With their explosive fusion of punk and northern soul, violence and belligerence, this politically driven English band brought the left-wing skinhead movement together. Originally known as No Swastikas, they went to London where singer/guitarist Chris Dean (born c.1963) acquired the name X. Moore. Chris Dean is also a writer for the New Musical Express. Martin Hewes (bass) and Nick King were the other founding members (drums). A flexible brass section, which included Steve Nicol and Lloyd Dwyer as its most enduring members, joined them both in the studio and on stage. They were able to arrange a session for the John Peel BBC Radio 1 show in 1982 after their daring debut, “Peasant Army,” on Leeds-based independent CNT Records, which would be aired five times.

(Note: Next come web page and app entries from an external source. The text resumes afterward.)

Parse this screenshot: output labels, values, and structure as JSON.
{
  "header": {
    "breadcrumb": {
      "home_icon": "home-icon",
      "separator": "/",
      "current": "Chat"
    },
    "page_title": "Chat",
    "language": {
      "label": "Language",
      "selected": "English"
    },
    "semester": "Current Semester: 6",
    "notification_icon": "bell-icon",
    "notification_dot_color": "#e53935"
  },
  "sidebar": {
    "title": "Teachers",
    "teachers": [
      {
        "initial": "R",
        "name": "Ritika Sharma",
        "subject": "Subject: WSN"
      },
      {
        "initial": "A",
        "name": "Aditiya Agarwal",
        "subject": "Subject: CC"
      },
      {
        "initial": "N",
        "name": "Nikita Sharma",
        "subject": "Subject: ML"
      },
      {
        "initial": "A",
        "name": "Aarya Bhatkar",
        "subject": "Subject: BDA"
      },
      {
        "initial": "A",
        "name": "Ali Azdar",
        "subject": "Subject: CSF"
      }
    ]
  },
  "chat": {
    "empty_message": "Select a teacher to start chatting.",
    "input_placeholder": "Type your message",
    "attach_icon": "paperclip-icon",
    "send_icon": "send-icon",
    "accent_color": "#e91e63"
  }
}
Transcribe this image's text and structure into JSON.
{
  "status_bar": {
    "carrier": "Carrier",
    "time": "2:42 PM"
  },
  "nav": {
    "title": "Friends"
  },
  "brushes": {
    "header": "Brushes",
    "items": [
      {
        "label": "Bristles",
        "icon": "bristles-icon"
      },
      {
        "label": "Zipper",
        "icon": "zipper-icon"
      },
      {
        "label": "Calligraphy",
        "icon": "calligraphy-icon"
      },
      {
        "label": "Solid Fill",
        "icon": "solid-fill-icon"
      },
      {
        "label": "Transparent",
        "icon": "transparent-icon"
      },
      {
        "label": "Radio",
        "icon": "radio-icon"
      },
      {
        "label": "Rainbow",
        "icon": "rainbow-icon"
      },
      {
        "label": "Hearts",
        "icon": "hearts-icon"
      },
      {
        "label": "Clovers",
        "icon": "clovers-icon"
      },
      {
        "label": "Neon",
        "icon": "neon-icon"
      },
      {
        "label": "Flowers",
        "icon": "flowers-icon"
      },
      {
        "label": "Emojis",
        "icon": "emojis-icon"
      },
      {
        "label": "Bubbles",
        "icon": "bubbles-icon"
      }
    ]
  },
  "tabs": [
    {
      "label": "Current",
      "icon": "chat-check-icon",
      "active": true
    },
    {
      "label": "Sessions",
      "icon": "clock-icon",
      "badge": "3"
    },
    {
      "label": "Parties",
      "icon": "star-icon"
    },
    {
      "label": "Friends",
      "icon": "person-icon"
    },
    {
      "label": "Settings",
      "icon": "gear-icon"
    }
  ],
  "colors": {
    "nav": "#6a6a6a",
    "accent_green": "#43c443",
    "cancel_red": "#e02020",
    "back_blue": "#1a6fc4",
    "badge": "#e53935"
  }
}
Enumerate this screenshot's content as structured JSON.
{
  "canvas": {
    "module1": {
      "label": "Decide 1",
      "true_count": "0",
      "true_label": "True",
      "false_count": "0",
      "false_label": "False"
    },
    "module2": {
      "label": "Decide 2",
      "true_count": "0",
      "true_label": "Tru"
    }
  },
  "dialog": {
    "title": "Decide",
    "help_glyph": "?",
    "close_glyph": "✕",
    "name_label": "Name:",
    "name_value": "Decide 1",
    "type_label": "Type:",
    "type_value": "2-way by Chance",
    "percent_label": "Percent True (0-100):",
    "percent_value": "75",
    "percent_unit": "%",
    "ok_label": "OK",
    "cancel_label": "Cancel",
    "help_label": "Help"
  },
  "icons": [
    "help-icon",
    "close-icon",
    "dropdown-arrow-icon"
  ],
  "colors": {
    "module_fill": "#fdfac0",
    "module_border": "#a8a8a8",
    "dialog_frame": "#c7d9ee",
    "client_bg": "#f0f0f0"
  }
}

Gary Bushell, a journalist for Sounds, chose the follow-up, “Lean On Me,” as Single Of The Year. Due to their solely political lyrics (they were all Socialist Workers Party members), they quickly attracted the attention of big musical labels, which led to a deal with London Records. On the eve of the group’s second significant tour, King was replaced by Paul Hookham (ex-English Subtitles, Lemons, Woodentops) due to personal differences. Although ‘Keep On Keeping On’ and subsequent singles fell short of their early promise, by 1984 they had turned into ardent supporters of the striking National Union of Miners, performing at a number of events on their behalf. Although the band’s debut album, Neither Washington Nor Moscow, received favorable reviews, critics continued to label them as underachievers, a destiny they willingly chose when they disbanded in 1986. Hewes went back to working as a motorcycle dispatcher. ✪